▸ EXERCISE DETAILS:
Scan the records that follow, and whenever a line has the word "while", copy it.

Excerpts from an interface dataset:
-- Opening Marker --
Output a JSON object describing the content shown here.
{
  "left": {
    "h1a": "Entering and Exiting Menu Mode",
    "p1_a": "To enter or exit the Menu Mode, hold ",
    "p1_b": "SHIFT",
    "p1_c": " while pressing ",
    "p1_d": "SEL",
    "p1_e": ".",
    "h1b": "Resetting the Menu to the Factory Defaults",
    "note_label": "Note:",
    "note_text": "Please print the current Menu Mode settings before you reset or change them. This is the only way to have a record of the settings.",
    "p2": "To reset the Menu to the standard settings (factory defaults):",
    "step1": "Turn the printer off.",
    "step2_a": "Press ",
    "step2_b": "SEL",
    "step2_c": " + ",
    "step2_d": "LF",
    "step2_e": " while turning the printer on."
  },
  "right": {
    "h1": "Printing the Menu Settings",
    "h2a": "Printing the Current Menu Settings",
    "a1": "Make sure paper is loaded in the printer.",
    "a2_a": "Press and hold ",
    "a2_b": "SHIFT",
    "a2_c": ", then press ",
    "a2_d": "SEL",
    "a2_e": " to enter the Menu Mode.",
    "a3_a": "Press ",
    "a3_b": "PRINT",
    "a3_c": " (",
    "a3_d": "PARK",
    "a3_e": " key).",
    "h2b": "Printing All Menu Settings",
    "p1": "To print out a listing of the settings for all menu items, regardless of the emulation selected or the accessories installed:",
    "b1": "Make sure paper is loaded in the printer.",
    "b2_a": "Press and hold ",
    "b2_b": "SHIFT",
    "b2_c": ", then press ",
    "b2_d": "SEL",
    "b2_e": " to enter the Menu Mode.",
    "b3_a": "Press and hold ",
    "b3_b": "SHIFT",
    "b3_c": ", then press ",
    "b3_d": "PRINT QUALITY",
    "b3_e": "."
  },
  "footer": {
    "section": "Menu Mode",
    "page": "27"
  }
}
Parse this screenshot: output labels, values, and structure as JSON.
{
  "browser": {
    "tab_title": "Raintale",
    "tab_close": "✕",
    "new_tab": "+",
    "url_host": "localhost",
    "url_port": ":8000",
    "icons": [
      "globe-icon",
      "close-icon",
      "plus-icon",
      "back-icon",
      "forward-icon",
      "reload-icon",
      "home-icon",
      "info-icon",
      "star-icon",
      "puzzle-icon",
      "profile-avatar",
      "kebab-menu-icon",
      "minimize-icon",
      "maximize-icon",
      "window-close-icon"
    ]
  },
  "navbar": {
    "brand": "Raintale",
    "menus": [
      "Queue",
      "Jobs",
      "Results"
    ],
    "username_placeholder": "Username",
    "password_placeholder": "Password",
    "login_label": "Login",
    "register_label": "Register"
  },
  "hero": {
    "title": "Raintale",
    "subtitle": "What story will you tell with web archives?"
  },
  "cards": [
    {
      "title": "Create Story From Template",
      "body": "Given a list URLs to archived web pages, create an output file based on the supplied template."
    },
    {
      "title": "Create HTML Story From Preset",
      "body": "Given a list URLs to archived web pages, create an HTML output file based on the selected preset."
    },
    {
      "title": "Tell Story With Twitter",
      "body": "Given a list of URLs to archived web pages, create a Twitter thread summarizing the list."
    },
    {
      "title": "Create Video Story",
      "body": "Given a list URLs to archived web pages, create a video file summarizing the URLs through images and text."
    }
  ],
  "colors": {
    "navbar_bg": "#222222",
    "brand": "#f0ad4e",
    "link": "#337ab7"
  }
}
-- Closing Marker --
▸ WRITTEN REPLY:
    "p1_c": " while pressing ",
    "step2_e": " while turning the printer on."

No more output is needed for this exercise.